While standing in the rain smoking a pipe Wednesday night, Goran Simic, a Serbian poet from the former Yugoslavia, talked about being shunned by his tribe for speaking out against Serbian aggression.
“I was on the side which supported peace not the side which attacked Bosnia,” said Simic, one of four writers to give readings at Canadore College’s Weaver Auditorium as part of PEN Canada’s Readers and Writers series.
Simic stayed in Sarajevo during a four-year siege, and wrote poetry during that time that spoke out against the war.
One of the poems he read last night, Father and The Bees recalls how “…the inflammation of the empty stomachs of the dead, explode in the heat…”
This is just an example of some of the metaphorical content that can be found in Simic’s work.
“You never want to experience war,” he said, “because once you experience war, all wars are the same.”
Writing anti-war poetry didn’t go over to well with the government, Simic said.
“I was prosecuted in Bosnia. I was in a lot of trouble.”
Simic was able to flee his war-torn country with PEN Canada’s help. He came to Canada with his two children.
“It wasn’t easy,” Simic said, “but I adjusted, and now I am part of Canadian society.”

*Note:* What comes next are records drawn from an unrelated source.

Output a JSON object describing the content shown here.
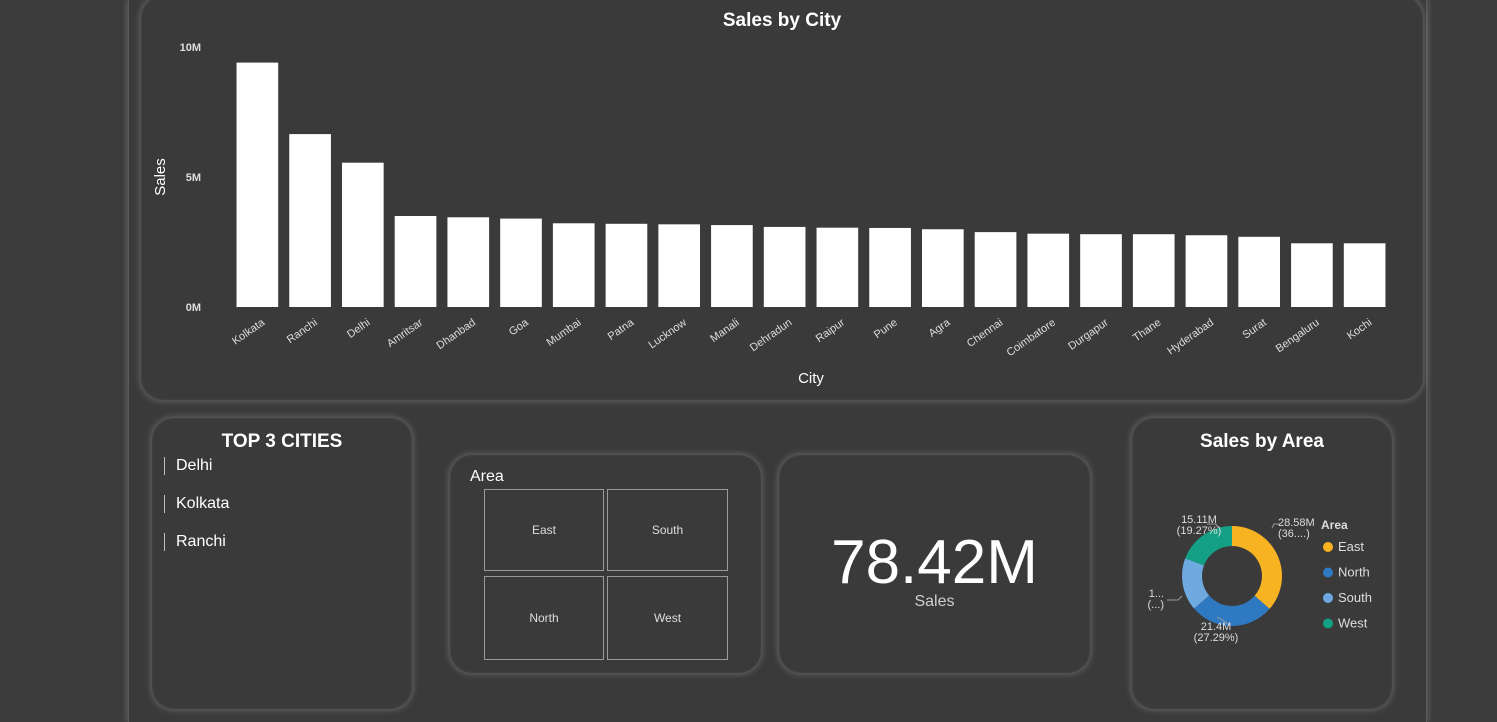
{
  "sales_by_city": {
    "title": "Sales by City",
    "xlabel": "City",
    "ylabel": "Sales"
  },
  "top3": {
    "title": "TOP 3 CITIES",
    "items": [
      "Delhi",
      "Kolkata",
      "Ranchi"
    ]
  },
  "area_slicer": {
    "title": "Area",
    "tiles": [
      "East",
      "South",
      "North",
      "West"
    ]
  },
  "kpi": {
    "value": "78.42M",
    "label": "Sales"
  },
  "sales_by_area": {
    "title": "Sales by Area",
    "legend_title": "Area"
  },
  "chart_data": [
    {
      "type": "bar",
      "title": "Sales by City",
      "xlabel": "City",
      "ylabel": "Sales",
      "categories": [
        "Kolkata",
        "Ranchi",
        "Delhi",
        "Amritsar",
        "Dhanbad",
        "Goa",
        "Mumbai",
        "Patna",
        "Lucknow",
        "Manali",
        "Dehradun",
        "Raipur",
        "Pune",
        "Agra",
        "Chennai",
        "Coimbatore",
        "Durgapur",
        "Thane",
        "Hyderabad",
        "Surat",
        "Bengaluru",
        "Kochi"
      ],
      "values": [
        9.4,
        6.65,
        5.55,
        3.5,
        3.45,
        3.4,
        3.22,
        3.2,
        3.18,
        3.15,
        3.08,
        3.05,
        3.04,
        2.99,
        2.88,
        2.82,
        2.8,
        2.8,
        2.76,
        2.7,
        2.45,
        2.45
      ],
      "unit": "M",
      "yticks": [
        "0M",
        "5M",
        "10M"
      ],
      "ylim": [
        0,
        10
      ],
      "grid": false,
      "colors": {
        "bar": "#ffffff",
        "text": "#dddddd"
      }
    },
    {
      "type": "pie",
      "title": "Sales by Area",
      "donut": true,
      "legend_title": "Area",
      "legend_position": "right",
      "slices": [
        {
          "name": "East",
          "value": 28.58,
          "label": "28.58M",
          "pct_label": "(36....)",
          "color": "#f8b322"
        },
        {
          "name": "North",
          "value": 21.4,
          "label": "21.4M",
          "pct_label": "(27.29%)",
          "color": "#2f78c2"
        },
        {
          "name": "South",
          "value": 13.33,
          "label": "1...",
          "pct_label": "(...)",
          "color": "#6ea9e0"
        },
        {
          "name": "West",
          "value": 15.11,
          "label": "15.11M",
          "pct_label": "(19.27%)",
          "color": "#14a085"
        }
      ]
    }
  ]
}
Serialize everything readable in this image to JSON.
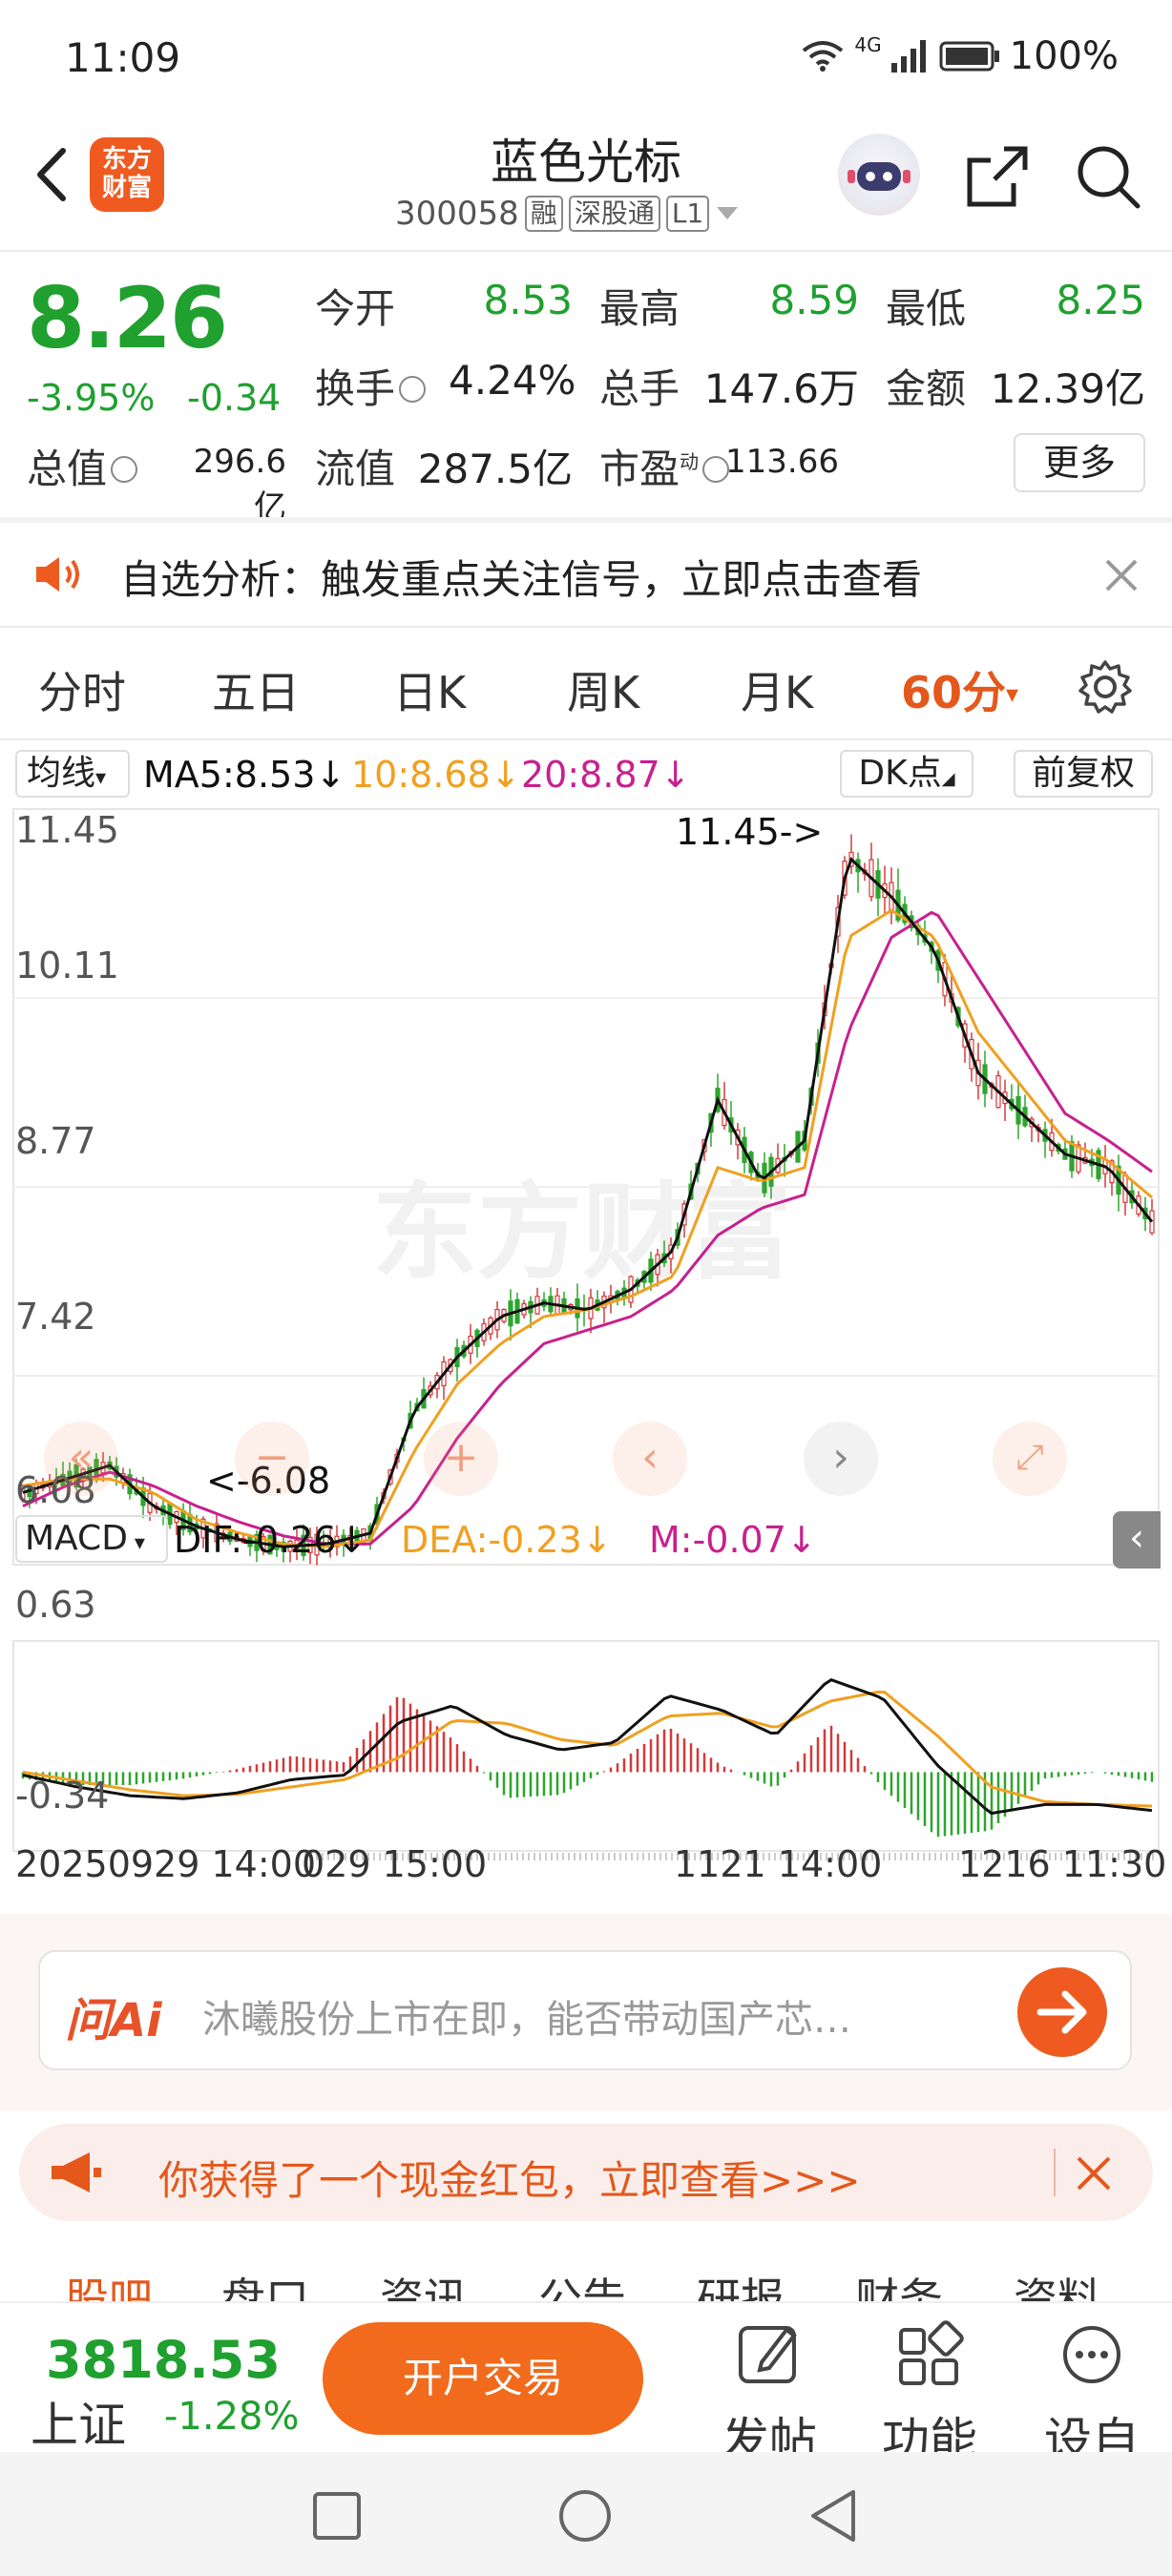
{
  "status": {
    "time": "11:09",
    "network": "4G",
    "battery": "100%"
  },
  "header": {
    "name": "蓝色光标",
    "code": "300058",
    "tags": [
      "融",
      "深股通",
      "L1"
    ],
    "logo_lines": [
      "东方",
      "财富"
    ]
  },
  "quote": {
    "price": "8.26",
    "pct": "-3.95%",
    "change": "-0.34",
    "rows": [
      [
        {
          "label": "今开",
          "value": "8.53",
          "green": true
        },
        {
          "label": "最高",
          "value": "8.59",
          "green": true
        },
        {
          "label": "最低",
          "value": "8.25",
          "green": true
        }
      ],
      [
        {
          "label": "换手",
          "value": "4.24%"
        },
        {
          "label": "总手",
          "value": "147.6万"
        },
        {
          "label": "金额",
          "value": "12.39亿"
        }
      ],
      [
        {
          "label": "总值",
          "value": "296.6亿"
        },
        {
          "label": "流值",
          "value": "287.5亿"
        },
        {
          "label": "市盈",
          "sup": "动",
          "value": "113.66"
        }
      ]
    ],
    "more_label": "更多"
  },
  "notice": {
    "text": "自选分析：触发重点关注信号，立即点击查看"
  },
  "tabs": [
    {
      "label": "分时"
    },
    {
      "label": "五日"
    },
    {
      "label": "日K"
    },
    {
      "label": "周K"
    },
    {
      "label": "月K"
    },
    {
      "label": "60分",
      "active": true
    }
  ],
  "chart": {
    "ma_menu": "均线",
    "ma5": "MA5:8.53↓",
    "ma10": "10:8.68↓",
    "ma20": "20:8.87↓",
    "dk_label": "DK点",
    "adjust_label": "前复权",
    "y_ticks": [
      "11.45",
      "10.11",
      "8.77",
      "7.42",
      "6.08"
    ],
    "max_label": "11.45->",
    "min_label": "<-6.08",
    "watermark": "东方财富",
    "macd_menu": "MACD",
    "dif": "DIF:-0.26↓",
    "dea": "DEA:-0.23↓",
    "m": "M:-0.07↓",
    "macd_ticks": [
      "0.63",
      "-0.34"
    ],
    "x_labels": [
      "20250929 14:00",
      "029 15:00",
      "1121 14:00",
      "1216 11:30"
    ],
    "colors": {
      "up": "#d33a3a",
      "down": "#2ea52e",
      "ma5": "#111111",
      "ma10": "#f0a020",
      "ma20": "#c8208e"
    }
  },
  "chart_data": {
    "type": "candlestick",
    "price_range": [
      6.08,
      11.45
    ],
    "macd_range": [
      -0.34,
      0.63
    ],
    "x_labels": [
      "20250929 14:00",
      "029 15:00",
      "1121 14:00",
      "1216 11:30"
    ],
    "ma5_approx": [
      6.5,
      6.6,
      6.7,
      6.4,
      6.25,
      6.15,
      6.1,
      6.12,
      6.2,
      7.1,
      7.5,
      7.8,
      7.9,
      7.85,
      8.0,
      8.3,
      9.4,
      8.8,
      9.1,
      11.2,
      10.9,
      10.5,
      9.6,
      9.3,
      9.0,
      8.9,
      8.5
    ],
    "ma10_approx": [
      6.55,
      6.6,
      6.6,
      6.5,
      6.3,
      6.2,
      6.12,
      6.1,
      6.15,
      6.8,
      7.3,
      7.6,
      7.8,
      7.85,
      7.95,
      8.1,
      8.9,
      8.8,
      8.9,
      10.6,
      10.8,
      10.6,
      9.9,
      9.5,
      9.1,
      8.95,
      8.68
    ],
    "ma20_approx": [
      6.4,
      6.55,
      6.65,
      6.55,
      6.4,
      6.28,
      6.18,
      6.12,
      6.12,
      6.4,
      6.9,
      7.3,
      7.6,
      7.7,
      7.8,
      8.0,
      8.4,
      8.6,
      8.7,
      9.9,
      10.6,
      10.8,
      10.3,
      9.8,
      9.3,
      9.1,
      8.87
    ],
    "dif_approx": [
      -0.02,
      -0.1,
      -0.16,
      -0.18,
      -0.14,
      -0.05,
      -0.02,
      0.34,
      0.45,
      0.25,
      0.15,
      0.2,
      0.52,
      0.42,
      0.25,
      0.63,
      0.5,
      0.05,
      -0.28,
      -0.22,
      -0.22,
      -0.26
    ],
    "dea_approx": [
      0.0,
      -0.06,
      -0.12,
      -0.16,
      -0.15,
      -0.1,
      -0.05,
      0.1,
      0.35,
      0.33,
      0.22,
      0.18,
      0.38,
      0.4,
      0.3,
      0.48,
      0.55,
      0.25,
      -0.1,
      -0.2,
      -0.22,
      -0.23
    ]
  },
  "ai": {
    "brand": "问Ai",
    "placeholder": "沐曦股份上市在即，能否带动国产芯…"
  },
  "packet": {
    "text": "你获得了一个现金红包，立即查看>>>"
  },
  "peek_tabs": [
    "股吧",
    "盘口",
    "资讯",
    "公告",
    "研报",
    "财务",
    "资料"
  ],
  "bottom": {
    "index_value": "3818.53",
    "index_name": "上证",
    "index_pct": "-1.28%",
    "trade_label": "开户交易",
    "post_label": "发帖",
    "func_label": "功能",
    "watch_label": "设自选"
  }
}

Simic, who travels back to Bosnia once a year to visit his friends, lives in Toronto and continues to write. He likes to play basketball in his spare time, but reading is his love.
“I want to live in Canada for the next 100 years,” Simic said.
After his reading Simic stood in the rain smoking his pipe with ease, because he knows he has become part of a new tribe, a tribe where freedom of expression prevails.